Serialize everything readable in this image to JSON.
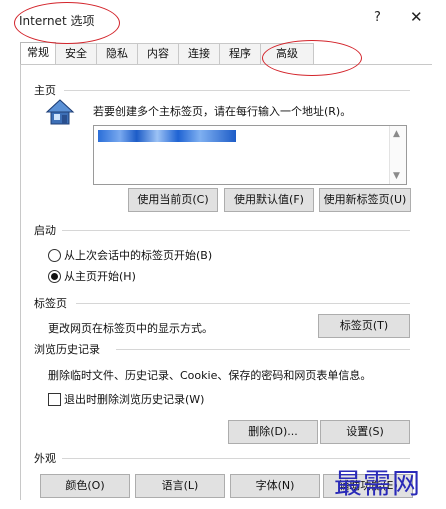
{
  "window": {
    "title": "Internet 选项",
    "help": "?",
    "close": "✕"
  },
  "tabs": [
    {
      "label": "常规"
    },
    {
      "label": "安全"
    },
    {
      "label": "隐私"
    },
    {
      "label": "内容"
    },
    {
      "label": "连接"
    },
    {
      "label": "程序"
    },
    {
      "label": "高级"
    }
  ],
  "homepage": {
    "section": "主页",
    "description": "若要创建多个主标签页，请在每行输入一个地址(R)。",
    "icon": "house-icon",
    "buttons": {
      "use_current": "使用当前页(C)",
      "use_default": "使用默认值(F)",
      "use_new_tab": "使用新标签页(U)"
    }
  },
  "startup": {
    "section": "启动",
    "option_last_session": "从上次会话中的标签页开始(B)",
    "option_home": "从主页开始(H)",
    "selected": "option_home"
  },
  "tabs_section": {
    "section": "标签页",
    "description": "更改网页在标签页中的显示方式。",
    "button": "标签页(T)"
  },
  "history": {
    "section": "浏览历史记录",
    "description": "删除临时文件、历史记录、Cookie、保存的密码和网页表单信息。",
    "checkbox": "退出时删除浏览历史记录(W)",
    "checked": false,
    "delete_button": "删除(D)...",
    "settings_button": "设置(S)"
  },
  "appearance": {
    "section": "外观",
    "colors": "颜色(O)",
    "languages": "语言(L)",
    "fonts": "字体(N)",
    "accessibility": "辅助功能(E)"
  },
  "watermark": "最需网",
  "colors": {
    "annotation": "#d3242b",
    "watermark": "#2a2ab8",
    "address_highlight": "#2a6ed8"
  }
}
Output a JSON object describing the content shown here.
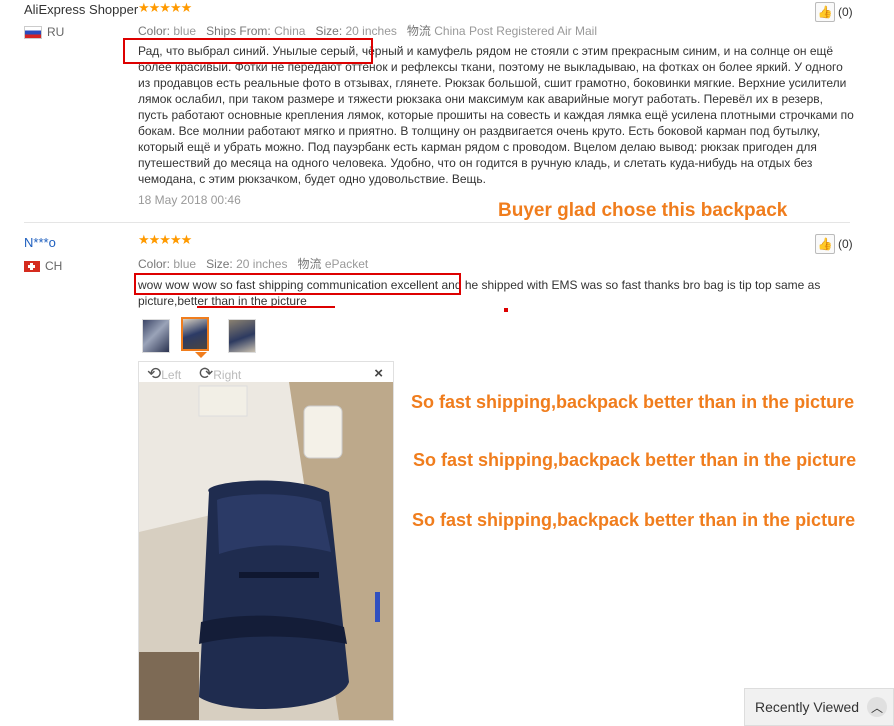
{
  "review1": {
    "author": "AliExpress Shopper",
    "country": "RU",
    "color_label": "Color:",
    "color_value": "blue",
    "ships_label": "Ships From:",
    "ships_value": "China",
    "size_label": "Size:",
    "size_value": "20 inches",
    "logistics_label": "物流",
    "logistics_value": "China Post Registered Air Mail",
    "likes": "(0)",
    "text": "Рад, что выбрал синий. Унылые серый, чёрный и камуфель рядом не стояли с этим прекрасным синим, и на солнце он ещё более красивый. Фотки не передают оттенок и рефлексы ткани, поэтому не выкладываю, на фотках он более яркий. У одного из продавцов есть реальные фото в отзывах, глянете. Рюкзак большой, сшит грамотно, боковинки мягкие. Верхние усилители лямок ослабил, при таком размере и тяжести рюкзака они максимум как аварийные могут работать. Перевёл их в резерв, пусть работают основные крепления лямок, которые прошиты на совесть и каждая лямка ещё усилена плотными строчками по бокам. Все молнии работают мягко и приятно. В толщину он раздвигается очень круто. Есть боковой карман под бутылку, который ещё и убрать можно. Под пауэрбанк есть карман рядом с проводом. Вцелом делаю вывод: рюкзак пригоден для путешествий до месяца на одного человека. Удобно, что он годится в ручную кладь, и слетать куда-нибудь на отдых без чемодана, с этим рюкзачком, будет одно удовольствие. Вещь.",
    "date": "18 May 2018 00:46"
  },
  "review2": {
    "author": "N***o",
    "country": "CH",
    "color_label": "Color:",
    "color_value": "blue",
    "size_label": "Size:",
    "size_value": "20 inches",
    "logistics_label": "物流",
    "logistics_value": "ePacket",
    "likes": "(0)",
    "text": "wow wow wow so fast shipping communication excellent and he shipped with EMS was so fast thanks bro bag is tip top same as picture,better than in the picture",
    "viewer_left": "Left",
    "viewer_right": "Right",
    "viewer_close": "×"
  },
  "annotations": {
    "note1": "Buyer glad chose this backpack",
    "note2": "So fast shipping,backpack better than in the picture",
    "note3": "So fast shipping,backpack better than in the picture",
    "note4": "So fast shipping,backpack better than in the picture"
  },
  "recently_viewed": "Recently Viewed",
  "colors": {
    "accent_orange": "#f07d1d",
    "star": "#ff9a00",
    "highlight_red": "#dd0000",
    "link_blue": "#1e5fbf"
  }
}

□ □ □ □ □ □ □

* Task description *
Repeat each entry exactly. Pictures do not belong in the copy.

* Task output *
Serialize everything readable in this image to JSON.
{
  "window": {
    "title": "Internet 选项",
    "help": "?",
    "close": "✕"
  },
  "tabs": [
    {
      "label": "常规"
    },
    {
      "label": "安全"
    },
    {
      "label": "隐私"
    },
    {
      "label": "内容"
    },
    {
      "label": "连接"
    },
    {
      "label": "程序"
    },
    {
      "label": "高级"
    }
  ],
  "homepage": {
    "section": "主页",
    "description": "若要创建多个主标签页，请在每行输入一个地址(R)。",
    "icon": "house-icon",
    "buttons": {
      "use_current": "使用当前页(C)",
      "use_default": "使用默认值(F)",
      "use_new_tab": "使用新标签页(U)"
    }
  },
  "startup": {
    "section": "启动",
    "option_last_session": "从上次会话中的标签页开始(B)",
    "option_home": "从主页开始(H)",
    "selected": "option_home"
  },
  "tabs_section": {
    "section": "标签页",
    "description": "更改网页在标签页中的显示方式。",
    "button": "标签页(T)"
  },
  "history": {
    "section": "浏览历史记录",
    "description": "删除临时文件、历史记录、Cookie、保存的密码和网页表单信息。",
    "checkbox": "退出时删除浏览历史记录(W)",
    "checked": false,
    "delete_button": "删除(D)...",
    "settings_button": "设置(S)"
  },
  "appearance": {
    "section": "外观",
    "colors": "颜色(O)",
    "languages": "语言(L)",
    "fonts": "字体(N)",
    "accessibility": "辅助功能(E)"
  },
  "watermark": "最需网",
  "colors": {
    "annotation": "#d3242b",
    "watermark": "#2a2ab8",
    "address_highlight": "#2a6ed8"
  }
}
Output a JSON object describing the content shown here.
{
  "review1": {
    "author": "AliExpress Shopper",
    "country": "RU",
    "color_label": "Color:",
    "color_value": "blue",
    "ships_label": "Ships From:",
    "ships_value": "China",
    "size_label": "Size:",
    "size_value": "20 inches",
    "logistics_label": "物流",
    "logistics_value": "China Post Registered Air Mail",
    "likes": "(0)",
    "text": "Рад, что выбрал синий. Унылые серый, чёрный и камуфель рядом не стояли с этим прекрасным синим, и на солнце он ещё более красивый. Фотки не передают оттенок и рефлексы ткани, поэтому не выкладываю, на фотках он более яркий. У одного из продавцов есть реальные фото в отзывах, глянете. Рюкзак большой, сшит грамотно, боковинки мягкие. Верхние усилители лямок ослабил, при таком размере и тяжести рюкзака они максимум как аварийные могут работать. Перевёл их в резерв, пусть работают основные крепления лямок, которые прошиты на совесть и каждая лямка ещё усилена плотными строчками по бокам. Все молнии работают мягко и приятно. В толщину он раздвигается очень круто. Есть боковой карман под бутылку, который ещё и убрать можно. Под пауэрбанк есть карман рядом с проводом. Вцелом делаю вывод: рюкзак пригоден для путешествий до месяца на одного человека. Удобно, что он годится в ручную кладь, и слетать куда-нибудь на отдых без чемодана, с этим рюкзачком, будет одно удовольствие. Вещь.",
    "date": "18 May 2018 00:46"
  },
  "review2": {
    "author": "N***o",
    "country": "CH",
    "color_label": "Color:",
    "color_value": "blue",
    "size_label": "Size:",
    "size_value": "20 inches",
    "logistics_label": "物流",
    "logistics_value": "ePacket",
    "likes": "(0)",
    "text": "wow wow wow so fast shipping communication excellent and he shipped with EMS was so fast thanks bro bag is tip top same as picture,better than in the picture",
    "viewer_left": "Left",
    "viewer_right": "Right",
    "viewer_close": "×"
  },
  "annotations": {
    "note1": "Buyer glad chose this backpack",
    "note2": "So fast shipping,backpack better than in the picture",
    "note3": "So fast shipping,backpack better than in the picture",
    "note4": "So fast shipping,backpack better than in the picture"
  },
  "recently_viewed": "Recently Viewed",
  "colors": {
    "accent_orange": "#f07d1d",
    "star": "#ff9a00",
    "highlight_red": "#dd0000",
    "link_blue": "#1e5fbf"
  }
}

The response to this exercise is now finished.